:: THE PROBLEM ::
Set the entries down once more, exactly as they are worded.

(EXCERPTED RECORDS)

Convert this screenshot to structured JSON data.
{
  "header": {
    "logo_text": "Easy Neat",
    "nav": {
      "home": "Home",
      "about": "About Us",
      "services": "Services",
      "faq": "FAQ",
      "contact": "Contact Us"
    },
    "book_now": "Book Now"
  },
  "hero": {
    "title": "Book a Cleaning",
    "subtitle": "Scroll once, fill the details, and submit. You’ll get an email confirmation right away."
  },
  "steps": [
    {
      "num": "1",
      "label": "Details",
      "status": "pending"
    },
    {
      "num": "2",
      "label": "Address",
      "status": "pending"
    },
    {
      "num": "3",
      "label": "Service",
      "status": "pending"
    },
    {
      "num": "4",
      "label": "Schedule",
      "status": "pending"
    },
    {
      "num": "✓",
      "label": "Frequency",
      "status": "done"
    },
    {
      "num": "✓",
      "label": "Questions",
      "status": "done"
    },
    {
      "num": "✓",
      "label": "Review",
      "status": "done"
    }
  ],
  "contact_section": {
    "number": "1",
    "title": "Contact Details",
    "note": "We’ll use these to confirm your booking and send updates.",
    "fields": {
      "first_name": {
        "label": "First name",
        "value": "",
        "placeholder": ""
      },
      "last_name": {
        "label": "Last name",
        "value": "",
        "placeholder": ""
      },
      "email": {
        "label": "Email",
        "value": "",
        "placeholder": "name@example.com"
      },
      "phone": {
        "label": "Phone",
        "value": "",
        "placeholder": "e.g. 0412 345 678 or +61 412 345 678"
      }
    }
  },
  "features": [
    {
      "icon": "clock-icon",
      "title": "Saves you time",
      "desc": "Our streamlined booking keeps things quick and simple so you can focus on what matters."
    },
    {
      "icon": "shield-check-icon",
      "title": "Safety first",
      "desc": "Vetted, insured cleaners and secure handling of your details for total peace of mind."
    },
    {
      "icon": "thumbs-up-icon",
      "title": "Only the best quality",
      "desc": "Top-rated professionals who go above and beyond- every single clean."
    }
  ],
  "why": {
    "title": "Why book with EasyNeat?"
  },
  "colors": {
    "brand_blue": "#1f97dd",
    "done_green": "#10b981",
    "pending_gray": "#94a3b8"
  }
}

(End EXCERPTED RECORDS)

:: OUTPUT FOR THIS TASK ::
Convert this screenshot to structured JSON data.
{
  "header": {
    "logo_text": "Easy Neat",
    "nav": {
      "home": "Home",
      "about": "About Us",
      "services": "Services",
      "faq": "FAQ",
      "contact": "Contact Us"
    },
    "book_now": "Book Now"
  },
  "hero": {
    "title": "Book a Cleaning",
    "subtitle": "Scroll once, fill the details, and submit. You’ll get an email confirmation right away."
  },
  "steps": [
    {
      "num": "1",
      "label": "Details",
      "status": "pending"
    },
    {
      "num": "2",
      "label": "Address",
      "status": "pending"
    },
    {
      "num": "3",
      "label": "Service",
      "status": "pending"
    },
    {
      "num": "4",
      "label": "Schedule",
      "status": "pending"
    },
    {
      "num": "✓",
      "label": "Frequency",
      "status": "done"
    },
    {
      "num": "✓",
      "label": "Questions",
      "status": "done"
    },
    {
      "num": "✓",
      "label": "Review",
      "status": "done"
    }
  ],
  "contact_section": {
    "number": "1",
    "title": "Contact Details",
    "note": "We’ll use these to confirm your booking and send updates.",
    "fields": {
      "first_name": {
        "label": "First name",
        "value": "",
        "placeholder": ""
      },
      "last_name": {
        "label": "Last name",
        "value": "",
        "placeholder": ""
      },
      "email": {
        "label": "Email",
        "value": "",
        "placeholder": "name@example.com"
      },
      "phone": {
        "label": "Phone",
        "value": "",
        "placeholder": "e.g. 0412 345 678 or +61 412 345 678"
      }
    }
  },
  "features": [
    {
      "icon": "clock-icon",
      "title": "Saves you time",
      "desc": "Our streamlined booking keeps things quick and simple so you can focus on what matters."
    },
    {
      "icon": "shield-check-icon",
      "title": "Safety first",
      "desc": "Vetted, insured cleaners and secure handling of your details for total peace of mind."
    },
    {
      "icon": "thumbs-up-icon",
      "title": "Only the best quality",
      "desc": "Top-rated professionals who go above and beyond- every single clean."
    }
  ],
  "why": {
    "title": "Why book with EasyNeat?"
  },
  "colors": {
    "brand_blue": "#1f97dd",
    "done_green": "#10b981",
    "pending_gray": "#94a3b8"
  }
}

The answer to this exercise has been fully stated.